Exercise prompt: Every line of the material below that holds the string "state" should be copied.

Excerpted records:
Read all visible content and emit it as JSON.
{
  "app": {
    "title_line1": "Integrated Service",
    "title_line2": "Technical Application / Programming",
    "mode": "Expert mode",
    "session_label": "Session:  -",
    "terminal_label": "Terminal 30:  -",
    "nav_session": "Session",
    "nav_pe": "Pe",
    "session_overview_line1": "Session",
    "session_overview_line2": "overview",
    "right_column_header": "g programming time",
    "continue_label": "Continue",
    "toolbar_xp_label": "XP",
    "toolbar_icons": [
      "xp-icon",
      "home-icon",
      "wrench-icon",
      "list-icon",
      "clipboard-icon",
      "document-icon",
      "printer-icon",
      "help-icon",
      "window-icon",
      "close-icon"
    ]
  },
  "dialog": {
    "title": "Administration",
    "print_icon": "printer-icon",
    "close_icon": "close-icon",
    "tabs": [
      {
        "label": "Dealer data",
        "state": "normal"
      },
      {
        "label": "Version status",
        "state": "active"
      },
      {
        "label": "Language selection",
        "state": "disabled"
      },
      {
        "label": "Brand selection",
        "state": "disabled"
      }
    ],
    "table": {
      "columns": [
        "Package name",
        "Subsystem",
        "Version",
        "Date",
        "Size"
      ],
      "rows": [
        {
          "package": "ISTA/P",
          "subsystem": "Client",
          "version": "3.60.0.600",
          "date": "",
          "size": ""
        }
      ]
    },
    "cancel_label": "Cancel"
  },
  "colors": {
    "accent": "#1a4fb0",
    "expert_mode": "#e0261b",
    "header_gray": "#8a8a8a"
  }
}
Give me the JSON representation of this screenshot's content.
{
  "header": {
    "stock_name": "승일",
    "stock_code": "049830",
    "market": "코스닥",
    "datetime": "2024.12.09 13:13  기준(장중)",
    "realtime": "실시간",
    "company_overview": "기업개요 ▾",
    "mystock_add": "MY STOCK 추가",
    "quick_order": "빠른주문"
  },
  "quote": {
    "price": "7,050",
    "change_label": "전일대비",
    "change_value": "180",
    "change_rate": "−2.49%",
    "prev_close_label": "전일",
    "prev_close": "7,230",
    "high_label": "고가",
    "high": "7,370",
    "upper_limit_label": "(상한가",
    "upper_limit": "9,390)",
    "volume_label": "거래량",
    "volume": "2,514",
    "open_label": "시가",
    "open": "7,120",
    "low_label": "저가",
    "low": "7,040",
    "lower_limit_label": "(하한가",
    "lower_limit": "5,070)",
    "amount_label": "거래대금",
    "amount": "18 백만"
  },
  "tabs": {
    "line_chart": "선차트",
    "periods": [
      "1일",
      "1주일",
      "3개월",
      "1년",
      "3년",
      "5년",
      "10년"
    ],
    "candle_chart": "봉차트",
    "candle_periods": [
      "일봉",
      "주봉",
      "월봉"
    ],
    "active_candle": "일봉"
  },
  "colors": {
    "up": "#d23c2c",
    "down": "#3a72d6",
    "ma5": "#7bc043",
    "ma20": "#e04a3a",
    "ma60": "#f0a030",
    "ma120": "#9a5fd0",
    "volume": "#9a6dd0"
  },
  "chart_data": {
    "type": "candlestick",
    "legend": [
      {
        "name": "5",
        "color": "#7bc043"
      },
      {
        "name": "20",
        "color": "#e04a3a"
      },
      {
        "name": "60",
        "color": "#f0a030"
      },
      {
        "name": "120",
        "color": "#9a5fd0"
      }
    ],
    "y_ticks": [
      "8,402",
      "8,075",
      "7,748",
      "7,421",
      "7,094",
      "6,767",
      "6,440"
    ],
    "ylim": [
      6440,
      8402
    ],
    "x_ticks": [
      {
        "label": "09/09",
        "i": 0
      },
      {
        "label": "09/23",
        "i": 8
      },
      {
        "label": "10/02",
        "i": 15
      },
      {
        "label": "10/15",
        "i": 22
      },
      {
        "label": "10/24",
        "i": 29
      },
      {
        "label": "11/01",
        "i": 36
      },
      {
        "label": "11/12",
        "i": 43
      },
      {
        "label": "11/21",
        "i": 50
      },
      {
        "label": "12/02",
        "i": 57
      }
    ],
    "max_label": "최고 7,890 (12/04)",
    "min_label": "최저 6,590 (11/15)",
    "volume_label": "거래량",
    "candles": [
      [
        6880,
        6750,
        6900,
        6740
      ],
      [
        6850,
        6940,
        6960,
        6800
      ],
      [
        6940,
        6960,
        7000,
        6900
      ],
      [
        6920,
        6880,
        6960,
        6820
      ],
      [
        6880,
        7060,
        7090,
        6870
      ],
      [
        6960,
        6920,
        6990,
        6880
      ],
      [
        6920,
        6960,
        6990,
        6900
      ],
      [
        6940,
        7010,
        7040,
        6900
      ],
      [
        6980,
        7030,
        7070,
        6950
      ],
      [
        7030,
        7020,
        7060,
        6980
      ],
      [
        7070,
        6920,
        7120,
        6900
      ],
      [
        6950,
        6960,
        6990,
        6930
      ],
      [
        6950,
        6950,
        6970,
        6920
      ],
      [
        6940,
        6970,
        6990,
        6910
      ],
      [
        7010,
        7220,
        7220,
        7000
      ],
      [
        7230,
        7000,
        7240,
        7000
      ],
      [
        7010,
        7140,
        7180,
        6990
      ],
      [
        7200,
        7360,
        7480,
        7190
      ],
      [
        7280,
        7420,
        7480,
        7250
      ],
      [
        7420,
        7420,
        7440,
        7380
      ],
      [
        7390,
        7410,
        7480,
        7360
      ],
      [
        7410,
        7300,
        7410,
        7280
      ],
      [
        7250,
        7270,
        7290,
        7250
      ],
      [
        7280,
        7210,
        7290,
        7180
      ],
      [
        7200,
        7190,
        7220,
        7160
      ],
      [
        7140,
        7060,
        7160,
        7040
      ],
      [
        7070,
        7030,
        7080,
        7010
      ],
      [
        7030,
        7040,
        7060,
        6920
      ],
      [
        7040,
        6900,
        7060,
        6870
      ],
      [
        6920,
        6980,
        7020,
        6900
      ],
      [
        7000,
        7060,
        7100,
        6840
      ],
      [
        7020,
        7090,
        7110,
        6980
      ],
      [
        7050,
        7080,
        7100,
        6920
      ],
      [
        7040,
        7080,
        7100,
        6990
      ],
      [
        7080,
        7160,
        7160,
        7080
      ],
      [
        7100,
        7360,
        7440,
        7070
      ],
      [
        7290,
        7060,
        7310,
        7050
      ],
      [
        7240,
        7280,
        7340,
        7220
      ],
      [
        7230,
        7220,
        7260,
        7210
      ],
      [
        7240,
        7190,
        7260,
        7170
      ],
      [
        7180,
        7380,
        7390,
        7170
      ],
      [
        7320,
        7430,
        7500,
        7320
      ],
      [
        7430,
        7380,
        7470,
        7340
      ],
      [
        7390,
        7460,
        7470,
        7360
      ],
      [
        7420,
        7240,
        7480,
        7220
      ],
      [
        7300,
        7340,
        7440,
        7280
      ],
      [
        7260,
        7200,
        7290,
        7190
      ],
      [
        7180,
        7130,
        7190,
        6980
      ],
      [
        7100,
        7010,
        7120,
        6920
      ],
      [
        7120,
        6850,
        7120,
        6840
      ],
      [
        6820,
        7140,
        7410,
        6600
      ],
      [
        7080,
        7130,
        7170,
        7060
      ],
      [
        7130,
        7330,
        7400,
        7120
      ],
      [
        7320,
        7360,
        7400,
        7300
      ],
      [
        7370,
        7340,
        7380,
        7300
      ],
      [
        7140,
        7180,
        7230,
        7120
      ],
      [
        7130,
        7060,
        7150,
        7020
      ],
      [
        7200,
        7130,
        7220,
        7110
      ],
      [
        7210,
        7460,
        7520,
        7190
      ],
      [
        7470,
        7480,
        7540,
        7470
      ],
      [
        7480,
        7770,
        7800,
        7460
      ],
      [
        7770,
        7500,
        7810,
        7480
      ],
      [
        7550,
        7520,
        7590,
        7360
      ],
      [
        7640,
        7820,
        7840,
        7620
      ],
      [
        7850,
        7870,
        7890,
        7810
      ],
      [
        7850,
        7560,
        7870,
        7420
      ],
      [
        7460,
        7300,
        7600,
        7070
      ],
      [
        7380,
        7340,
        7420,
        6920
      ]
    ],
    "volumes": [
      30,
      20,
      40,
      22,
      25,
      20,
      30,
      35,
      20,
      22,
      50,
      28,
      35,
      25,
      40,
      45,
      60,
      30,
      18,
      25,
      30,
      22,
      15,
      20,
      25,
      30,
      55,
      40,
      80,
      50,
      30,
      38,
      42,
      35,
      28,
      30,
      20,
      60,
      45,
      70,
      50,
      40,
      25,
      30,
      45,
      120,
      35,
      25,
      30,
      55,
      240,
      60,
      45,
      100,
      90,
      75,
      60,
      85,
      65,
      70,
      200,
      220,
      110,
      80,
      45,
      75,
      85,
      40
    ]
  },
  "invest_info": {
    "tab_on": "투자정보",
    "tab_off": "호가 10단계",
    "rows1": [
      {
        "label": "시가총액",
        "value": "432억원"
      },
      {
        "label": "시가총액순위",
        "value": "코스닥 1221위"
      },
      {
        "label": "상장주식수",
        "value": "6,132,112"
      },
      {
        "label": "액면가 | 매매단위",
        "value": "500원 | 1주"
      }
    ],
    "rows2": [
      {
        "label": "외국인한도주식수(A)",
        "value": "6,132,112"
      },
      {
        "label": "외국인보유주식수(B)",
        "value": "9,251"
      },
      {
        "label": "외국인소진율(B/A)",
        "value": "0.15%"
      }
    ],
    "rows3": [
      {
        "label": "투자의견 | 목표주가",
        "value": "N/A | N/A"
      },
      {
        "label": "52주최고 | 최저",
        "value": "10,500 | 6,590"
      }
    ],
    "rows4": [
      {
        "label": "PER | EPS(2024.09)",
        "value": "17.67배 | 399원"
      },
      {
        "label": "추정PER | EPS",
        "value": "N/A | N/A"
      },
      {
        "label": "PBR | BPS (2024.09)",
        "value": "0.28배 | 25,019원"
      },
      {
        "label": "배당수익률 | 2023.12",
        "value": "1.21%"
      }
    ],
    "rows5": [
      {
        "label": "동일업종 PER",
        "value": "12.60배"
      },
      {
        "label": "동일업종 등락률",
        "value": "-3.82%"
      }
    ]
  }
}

Worked solution:
        "state": "normal"
        "state": "active"
        "state": "disabled"
        "state": "disabled"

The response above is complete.